> _THE TASK_
Keyword search on "Online": report each line of the records that contains it.

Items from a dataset

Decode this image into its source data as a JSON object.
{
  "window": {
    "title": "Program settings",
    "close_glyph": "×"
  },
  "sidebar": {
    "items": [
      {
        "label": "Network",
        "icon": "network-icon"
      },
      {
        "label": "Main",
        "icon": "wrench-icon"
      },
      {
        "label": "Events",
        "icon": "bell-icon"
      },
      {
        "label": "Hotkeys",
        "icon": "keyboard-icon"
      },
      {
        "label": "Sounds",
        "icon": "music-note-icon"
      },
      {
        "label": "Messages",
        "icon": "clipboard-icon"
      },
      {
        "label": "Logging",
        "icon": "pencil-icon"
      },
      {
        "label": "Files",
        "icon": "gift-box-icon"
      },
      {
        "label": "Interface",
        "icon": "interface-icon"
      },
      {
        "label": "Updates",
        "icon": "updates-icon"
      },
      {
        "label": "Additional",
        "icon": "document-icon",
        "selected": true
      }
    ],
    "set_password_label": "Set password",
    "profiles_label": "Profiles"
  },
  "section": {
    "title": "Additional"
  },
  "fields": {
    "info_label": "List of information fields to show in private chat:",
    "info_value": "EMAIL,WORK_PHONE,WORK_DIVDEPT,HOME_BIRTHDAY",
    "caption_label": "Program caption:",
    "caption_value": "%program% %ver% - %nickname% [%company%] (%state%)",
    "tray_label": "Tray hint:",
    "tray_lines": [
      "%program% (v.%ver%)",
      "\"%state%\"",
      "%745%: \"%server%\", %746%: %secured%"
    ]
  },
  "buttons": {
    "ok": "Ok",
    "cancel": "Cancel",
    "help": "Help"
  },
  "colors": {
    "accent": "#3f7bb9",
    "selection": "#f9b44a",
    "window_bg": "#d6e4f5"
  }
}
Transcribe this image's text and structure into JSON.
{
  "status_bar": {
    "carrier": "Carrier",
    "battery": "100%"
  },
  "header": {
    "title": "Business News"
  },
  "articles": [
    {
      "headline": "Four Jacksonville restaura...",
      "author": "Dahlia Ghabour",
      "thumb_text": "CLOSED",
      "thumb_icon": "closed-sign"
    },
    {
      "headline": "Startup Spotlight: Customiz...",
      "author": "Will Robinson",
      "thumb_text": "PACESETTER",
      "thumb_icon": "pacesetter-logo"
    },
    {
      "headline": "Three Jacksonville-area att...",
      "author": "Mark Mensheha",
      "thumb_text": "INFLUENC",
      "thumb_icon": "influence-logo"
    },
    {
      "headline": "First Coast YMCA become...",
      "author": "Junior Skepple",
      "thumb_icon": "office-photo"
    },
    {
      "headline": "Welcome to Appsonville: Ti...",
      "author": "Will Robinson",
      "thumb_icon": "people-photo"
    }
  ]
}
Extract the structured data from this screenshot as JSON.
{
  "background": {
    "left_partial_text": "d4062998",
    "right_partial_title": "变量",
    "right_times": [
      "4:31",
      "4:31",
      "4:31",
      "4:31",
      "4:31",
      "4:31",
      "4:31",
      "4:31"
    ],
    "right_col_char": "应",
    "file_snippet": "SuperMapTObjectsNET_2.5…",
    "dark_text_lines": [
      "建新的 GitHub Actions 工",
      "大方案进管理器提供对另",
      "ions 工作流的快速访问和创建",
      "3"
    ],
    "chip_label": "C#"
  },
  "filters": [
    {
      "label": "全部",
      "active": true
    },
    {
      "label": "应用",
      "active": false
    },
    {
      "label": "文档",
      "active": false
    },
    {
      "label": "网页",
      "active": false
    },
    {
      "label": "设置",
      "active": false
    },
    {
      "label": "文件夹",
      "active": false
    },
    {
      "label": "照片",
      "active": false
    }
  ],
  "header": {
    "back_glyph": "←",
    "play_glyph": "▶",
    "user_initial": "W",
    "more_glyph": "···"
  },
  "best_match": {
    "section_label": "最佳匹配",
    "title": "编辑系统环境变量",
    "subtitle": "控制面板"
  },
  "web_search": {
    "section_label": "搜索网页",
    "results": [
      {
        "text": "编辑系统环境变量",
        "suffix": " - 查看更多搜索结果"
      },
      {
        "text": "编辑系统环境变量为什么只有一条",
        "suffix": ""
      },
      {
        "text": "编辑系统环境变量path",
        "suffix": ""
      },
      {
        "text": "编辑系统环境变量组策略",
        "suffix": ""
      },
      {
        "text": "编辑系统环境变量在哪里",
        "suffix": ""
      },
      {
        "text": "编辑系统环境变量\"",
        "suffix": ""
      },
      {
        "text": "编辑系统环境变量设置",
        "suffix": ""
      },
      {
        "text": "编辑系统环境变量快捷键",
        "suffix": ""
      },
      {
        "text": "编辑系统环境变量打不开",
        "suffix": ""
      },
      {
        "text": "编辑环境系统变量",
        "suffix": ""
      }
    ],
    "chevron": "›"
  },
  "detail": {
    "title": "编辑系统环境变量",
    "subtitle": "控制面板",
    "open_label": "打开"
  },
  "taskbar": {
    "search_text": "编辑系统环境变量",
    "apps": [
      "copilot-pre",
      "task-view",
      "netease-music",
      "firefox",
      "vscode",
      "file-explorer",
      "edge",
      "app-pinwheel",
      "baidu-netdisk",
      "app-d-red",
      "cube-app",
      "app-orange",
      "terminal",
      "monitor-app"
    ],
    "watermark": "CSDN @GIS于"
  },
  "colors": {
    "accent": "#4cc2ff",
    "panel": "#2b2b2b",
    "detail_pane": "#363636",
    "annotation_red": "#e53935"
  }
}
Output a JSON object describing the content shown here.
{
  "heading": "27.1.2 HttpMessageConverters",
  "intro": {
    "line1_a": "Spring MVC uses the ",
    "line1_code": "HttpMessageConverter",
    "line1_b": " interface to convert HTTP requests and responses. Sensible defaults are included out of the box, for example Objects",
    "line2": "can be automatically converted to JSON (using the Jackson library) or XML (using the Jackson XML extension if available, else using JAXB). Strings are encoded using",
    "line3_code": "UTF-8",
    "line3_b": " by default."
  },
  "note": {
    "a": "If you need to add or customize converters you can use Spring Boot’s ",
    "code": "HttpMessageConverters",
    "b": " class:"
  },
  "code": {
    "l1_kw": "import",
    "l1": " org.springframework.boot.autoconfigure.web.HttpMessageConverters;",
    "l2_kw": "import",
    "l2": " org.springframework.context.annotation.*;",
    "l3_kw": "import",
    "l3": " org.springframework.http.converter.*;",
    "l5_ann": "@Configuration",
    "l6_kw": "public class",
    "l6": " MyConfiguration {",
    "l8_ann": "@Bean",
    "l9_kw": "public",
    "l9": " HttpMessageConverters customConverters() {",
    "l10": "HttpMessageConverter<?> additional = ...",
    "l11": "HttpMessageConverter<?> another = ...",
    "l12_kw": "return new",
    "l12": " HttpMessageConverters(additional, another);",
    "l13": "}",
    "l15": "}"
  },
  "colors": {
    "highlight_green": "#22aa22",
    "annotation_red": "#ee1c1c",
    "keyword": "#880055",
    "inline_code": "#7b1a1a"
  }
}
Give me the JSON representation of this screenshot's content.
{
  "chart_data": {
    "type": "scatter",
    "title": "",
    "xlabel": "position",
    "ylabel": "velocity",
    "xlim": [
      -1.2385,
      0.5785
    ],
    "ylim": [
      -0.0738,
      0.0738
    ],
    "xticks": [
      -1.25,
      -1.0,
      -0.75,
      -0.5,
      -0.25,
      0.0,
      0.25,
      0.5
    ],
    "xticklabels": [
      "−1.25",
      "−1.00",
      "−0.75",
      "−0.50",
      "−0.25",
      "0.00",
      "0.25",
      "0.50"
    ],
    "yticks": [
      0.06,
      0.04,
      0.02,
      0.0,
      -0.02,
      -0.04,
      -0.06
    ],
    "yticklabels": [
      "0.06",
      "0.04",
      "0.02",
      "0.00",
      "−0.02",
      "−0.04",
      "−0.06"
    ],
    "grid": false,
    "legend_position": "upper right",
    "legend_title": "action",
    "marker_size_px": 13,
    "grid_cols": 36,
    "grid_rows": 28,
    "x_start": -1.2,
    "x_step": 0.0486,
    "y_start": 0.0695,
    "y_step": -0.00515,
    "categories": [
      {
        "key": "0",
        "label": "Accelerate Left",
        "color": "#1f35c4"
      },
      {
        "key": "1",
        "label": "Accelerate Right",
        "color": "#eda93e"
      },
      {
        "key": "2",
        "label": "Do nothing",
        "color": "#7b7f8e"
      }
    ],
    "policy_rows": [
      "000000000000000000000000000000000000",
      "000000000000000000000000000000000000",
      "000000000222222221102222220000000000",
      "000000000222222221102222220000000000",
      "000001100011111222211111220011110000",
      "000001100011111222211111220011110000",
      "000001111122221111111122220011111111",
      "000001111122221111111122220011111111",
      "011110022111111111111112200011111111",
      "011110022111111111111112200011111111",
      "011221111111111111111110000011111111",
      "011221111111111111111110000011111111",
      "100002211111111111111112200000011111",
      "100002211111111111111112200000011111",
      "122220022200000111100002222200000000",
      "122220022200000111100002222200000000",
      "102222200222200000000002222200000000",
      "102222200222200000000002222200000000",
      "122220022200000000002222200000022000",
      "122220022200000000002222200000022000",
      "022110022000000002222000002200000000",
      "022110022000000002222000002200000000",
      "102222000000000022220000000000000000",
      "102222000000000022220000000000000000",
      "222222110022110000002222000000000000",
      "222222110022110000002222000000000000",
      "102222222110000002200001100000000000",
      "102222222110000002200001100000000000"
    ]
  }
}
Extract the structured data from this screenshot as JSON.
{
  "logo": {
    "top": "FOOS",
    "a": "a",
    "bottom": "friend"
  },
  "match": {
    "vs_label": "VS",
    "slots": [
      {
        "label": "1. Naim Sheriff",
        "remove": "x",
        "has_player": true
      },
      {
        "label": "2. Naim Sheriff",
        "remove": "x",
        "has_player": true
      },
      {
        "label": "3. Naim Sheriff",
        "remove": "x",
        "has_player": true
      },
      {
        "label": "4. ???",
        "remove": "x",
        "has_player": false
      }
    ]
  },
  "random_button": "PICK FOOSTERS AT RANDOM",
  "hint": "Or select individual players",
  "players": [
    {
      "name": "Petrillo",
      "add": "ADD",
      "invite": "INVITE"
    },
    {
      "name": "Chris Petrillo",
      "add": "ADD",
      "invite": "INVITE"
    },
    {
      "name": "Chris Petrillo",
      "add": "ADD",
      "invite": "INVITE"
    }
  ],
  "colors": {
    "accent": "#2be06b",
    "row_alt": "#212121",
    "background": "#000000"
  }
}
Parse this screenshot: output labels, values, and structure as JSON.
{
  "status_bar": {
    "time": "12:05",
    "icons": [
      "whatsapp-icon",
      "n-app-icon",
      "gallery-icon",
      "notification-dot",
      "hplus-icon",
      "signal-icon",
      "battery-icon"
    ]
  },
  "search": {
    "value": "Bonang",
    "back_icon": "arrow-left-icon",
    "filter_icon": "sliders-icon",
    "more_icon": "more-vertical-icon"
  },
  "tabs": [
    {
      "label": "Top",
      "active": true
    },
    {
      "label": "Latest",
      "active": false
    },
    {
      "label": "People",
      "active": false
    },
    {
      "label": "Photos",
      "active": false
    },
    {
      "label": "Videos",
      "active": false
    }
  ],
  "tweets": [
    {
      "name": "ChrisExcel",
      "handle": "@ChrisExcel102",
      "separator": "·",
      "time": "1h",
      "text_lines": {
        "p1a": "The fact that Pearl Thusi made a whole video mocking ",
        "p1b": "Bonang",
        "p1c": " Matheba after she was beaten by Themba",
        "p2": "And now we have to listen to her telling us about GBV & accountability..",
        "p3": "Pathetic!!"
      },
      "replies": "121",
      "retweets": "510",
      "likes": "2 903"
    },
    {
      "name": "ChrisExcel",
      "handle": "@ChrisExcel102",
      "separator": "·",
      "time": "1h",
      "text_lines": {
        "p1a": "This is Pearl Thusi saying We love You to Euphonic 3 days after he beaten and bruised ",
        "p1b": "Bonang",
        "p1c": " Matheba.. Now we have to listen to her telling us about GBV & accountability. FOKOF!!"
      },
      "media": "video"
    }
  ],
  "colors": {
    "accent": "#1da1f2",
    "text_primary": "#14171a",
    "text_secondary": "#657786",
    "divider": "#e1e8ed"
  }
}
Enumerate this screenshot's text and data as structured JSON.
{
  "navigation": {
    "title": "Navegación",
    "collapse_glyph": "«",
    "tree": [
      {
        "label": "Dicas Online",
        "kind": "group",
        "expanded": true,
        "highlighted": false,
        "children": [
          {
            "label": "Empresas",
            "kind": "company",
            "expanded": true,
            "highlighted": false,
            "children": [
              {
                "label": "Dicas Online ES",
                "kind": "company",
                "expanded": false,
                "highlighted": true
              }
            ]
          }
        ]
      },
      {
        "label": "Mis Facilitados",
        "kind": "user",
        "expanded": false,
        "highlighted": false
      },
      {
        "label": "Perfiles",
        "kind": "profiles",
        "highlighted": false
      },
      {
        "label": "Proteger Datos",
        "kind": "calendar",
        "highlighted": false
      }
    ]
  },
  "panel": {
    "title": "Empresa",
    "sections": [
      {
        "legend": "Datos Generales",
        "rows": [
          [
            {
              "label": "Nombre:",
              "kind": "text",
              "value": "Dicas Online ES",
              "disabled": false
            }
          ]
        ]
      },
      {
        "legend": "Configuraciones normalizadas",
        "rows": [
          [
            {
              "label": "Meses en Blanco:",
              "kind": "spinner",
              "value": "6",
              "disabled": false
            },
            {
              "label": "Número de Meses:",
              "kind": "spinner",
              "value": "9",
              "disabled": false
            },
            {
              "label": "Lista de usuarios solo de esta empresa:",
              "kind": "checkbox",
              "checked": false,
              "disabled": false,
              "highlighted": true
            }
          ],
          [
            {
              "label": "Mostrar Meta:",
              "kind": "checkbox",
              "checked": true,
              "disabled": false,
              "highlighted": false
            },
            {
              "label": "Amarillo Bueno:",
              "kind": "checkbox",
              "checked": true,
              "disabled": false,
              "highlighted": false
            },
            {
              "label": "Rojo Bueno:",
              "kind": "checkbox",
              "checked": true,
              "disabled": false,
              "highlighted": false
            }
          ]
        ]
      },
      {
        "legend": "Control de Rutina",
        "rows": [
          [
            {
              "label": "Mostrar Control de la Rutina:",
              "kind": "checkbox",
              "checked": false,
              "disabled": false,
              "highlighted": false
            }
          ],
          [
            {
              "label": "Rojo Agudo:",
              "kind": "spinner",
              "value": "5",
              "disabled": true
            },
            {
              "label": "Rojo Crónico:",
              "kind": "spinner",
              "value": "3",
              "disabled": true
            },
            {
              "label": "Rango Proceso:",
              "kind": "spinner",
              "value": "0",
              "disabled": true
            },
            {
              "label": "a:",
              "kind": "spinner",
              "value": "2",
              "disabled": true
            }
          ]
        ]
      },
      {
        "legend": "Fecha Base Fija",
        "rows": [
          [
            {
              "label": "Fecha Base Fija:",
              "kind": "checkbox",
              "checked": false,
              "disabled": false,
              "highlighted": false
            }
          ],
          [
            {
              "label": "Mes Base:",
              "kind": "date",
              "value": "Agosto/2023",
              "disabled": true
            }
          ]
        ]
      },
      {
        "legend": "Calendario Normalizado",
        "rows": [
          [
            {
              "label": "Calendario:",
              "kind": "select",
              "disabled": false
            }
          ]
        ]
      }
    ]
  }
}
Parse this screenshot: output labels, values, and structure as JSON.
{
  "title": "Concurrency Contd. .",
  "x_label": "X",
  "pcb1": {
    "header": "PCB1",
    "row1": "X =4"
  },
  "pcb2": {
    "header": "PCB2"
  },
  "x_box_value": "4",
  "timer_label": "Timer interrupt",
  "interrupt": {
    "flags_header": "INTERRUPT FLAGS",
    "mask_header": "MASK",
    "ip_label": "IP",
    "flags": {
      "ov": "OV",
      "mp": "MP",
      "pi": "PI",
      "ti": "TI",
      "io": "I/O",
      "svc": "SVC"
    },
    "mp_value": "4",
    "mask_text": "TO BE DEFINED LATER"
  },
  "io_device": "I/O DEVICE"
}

> _ANSWER TO THE PROBLEM_
        "label": "Dicas Online",
                "label": "Dicas Online ES",
              "value": "Dicas Online ES",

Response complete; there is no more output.